There is no excuse for ghosting, whether in dating or the workplace.
It seems the frequent excuse is that any alternative to ghosting is likely to open one up to angry reprisals. (I would say potentially violent reprisals, but I would hope that actually-violent reprisals would be the rare exception.)
On the other hand, I think there’s something absolutely wrong with telling someone who is manifestly unqualified and in dire need of extensive coaching that he or she is “just not what they’re looking for” because “they’ve decided to go in a different direction” – especially if the application process has been at all demanding.
Accepting a job (or interview) and just not turning up is a dick move, and risky. When the market is a bit less employee-leaning and you need another job, they’ll remember you are a dick. Why burn potential future boats for the lack of a simple one or two line email, for courtesy’s sake?
Yeah, the number of times I’ve had companies not even acknowledge I had applied for a job (although more than once the company was a ghost, having shut down but not taken down their job listings), or simply stopped communicating in the middle of the interview process (though in one case they did, four months later, eventually email back and ask if I was still interested in continuing the process…). From the headline, I just assumed this was about some new way businesses had of ghosting applicants/employees. I was trying to imagine what that might be - businesses not letting employees into the building without telling them they’re fired; businesses moving without telling their employees? I’ve heard stories along those lines.
A friend of mine has just mentioned this the other day; IMO it’s just a sign of the times - rude, inconsiderate behavior as our so called mores continue to decay.
But calling it ‘ghosting’ is inaccurate from my POV; with romantic relationships that are already established, there’s a certain expectation of mutual respect and consideration, (ie, grow a spine and tell the other person if anything changes) whereas with most business interactions there’s only ever the expectation of ‘perfunctory civility.’ (I don’t know about anybody else, but I’ve been way more screwed over and disrespected by businesses than I ever have by any individual.)
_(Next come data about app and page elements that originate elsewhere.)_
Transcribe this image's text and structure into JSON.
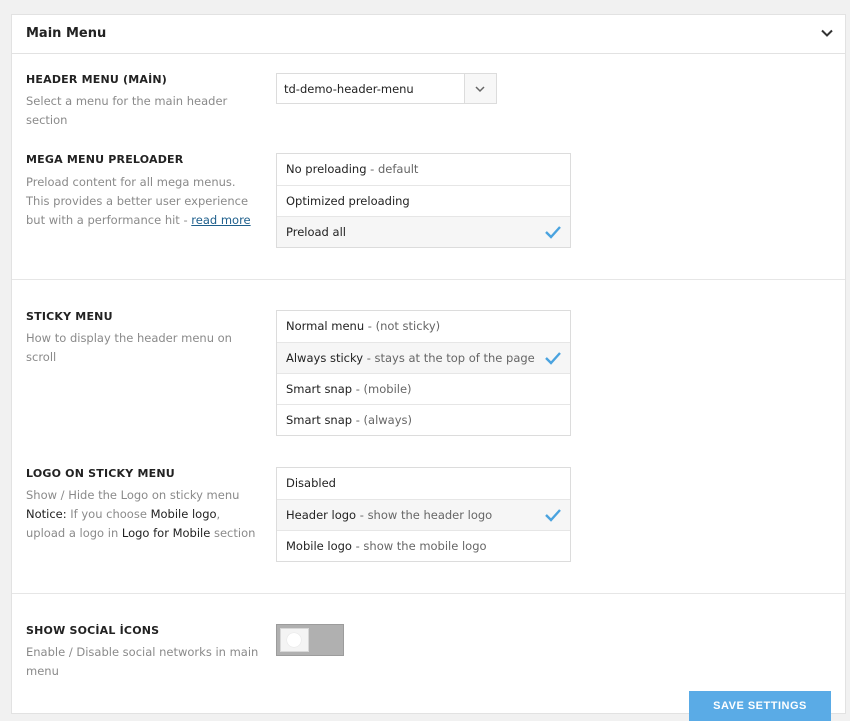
{
  "panel": {
    "title": "Main Menu"
  },
  "header_menu": {
    "title": "HEADER MENU (MAİN)",
    "description": "Select a menu for the main header section",
    "selected": "td-demo-header-menu"
  },
  "mega_menu_preloader": {
    "title": "MEGA MENU PRELOADER",
    "description": "Preload content for all mega menus. This provides a better user experience but with a performance hit - ",
    "link": "read more",
    "options": [
      {
        "label": "No preloading",
        "sub": " - default",
        "selected": false
      },
      {
        "label": "Optimized preloading",
        "sub": "",
        "selected": false
      },
      {
        "label": "Preload all",
        "sub": "",
        "selected": true
      }
    ]
  },
  "sticky_menu": {
    "title": "STICKY MENU",
    "description": "How to display the header menu on scroll",
    "options": [
      {
        "label": "Normal menu",
        "sub": " - (not sticky)",
        "selected": false
      },
      {
        "label": "Always sticky",
        "sub": " - stays at the top of the page",
        "selected": true
      },
      {
        "label": "Smart snap",
        "sub": " - (mobile)",
        "selected": false
      },
      {
        "label": "Smart snap",
        "sub": " - (always)",
        "selected": false
      }
    ]
  },
  "logo_sticky": {
    "title": "LOGO ON STICKY MENU",
    "desc_line1": "Show / Hide the Logo on sticky menu",
    "notice_label": "Notice:",
    "notice_text1": " If you choose ",
    "notice_mobile_logo": "Mobile logo",
    "notice_text2": ", upload a logo in ",
    "notice_logo_for_mobile": "Logo for Mobile",
    "notice_text3": " section",
    "options": [
      {
        "label": "Disabled",
        "sub": "",
        "selected": false
      },
      {
        "label": "Header logo",
        "sub": " - show the header logo",
        "selected": true
      },
      {
        "label": "Mobile logo",
        "sub": " - show the mobile logo",
        "selected": false
      }
    ]
  },
  "social_icons": {
    "title": "SHOW SOCİAL İCONS",
    "description": "Enable / Disable social networks in main menu",
    "enabled": false
  },
  "save_button": {
    "label": "SAVE SETTINGS"
  },
  "colors": {
    "accent": "#4aa3df",
    "check": "#4aa3df"
  }
}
That said, I don’t see much of a personal downside to this happenstance; a job market where other interviewees don’t even bother to show up makes it even easier for me to secure employment.
I literally once got a job with an ad company the exact same day that I interviewed because other people kept flaking. I stayed with that company for six years… until they eventually outsourced the position.
A relationship should be built on empathy. Businesses are built on profit. I think a lot of people have lost sight of the former. We’re turning into fucking Ferengi, albeit with more war and slavery, as Quark would be quick to remind us.
Yeah, but beyond that, even - companies doing deliberate layoffs but not actually telling the workers… It’s sort of the opposite of “ghosting” in some respects, but what happens too often in the game industry is studios run out of money but don’t tell the workers. People keep coming into work not knowing that they’re not going to get paid and that their health insurance had already lapsed (with management insisting that previous missed paychecks were just a glitch in payroll). So I can imagine all sorts of scenarios where companies have ways of extracting uncompensated value from employees through some sort of selective disappearance when it comes time to actually pay them.
“People do not disclose to us that they have multiple offers, and more than 60% [of candidates] do,” she says.
Personally I always disclose this, because I want that as negotiating leverage if I’m the successful candidate. But I also don’t see why an employer would expect a candidate to disclose this. First, it’s really the candidate’s business whether they want to disclose that or not. Second, unless this is some upper-tier, exec-level personalized recruitment, the business is undoubtedly interviewing multiple candidates. Why wouldn’t they just assume the candidates are taking multiple interviews? What’s good for the goose is good for the gander.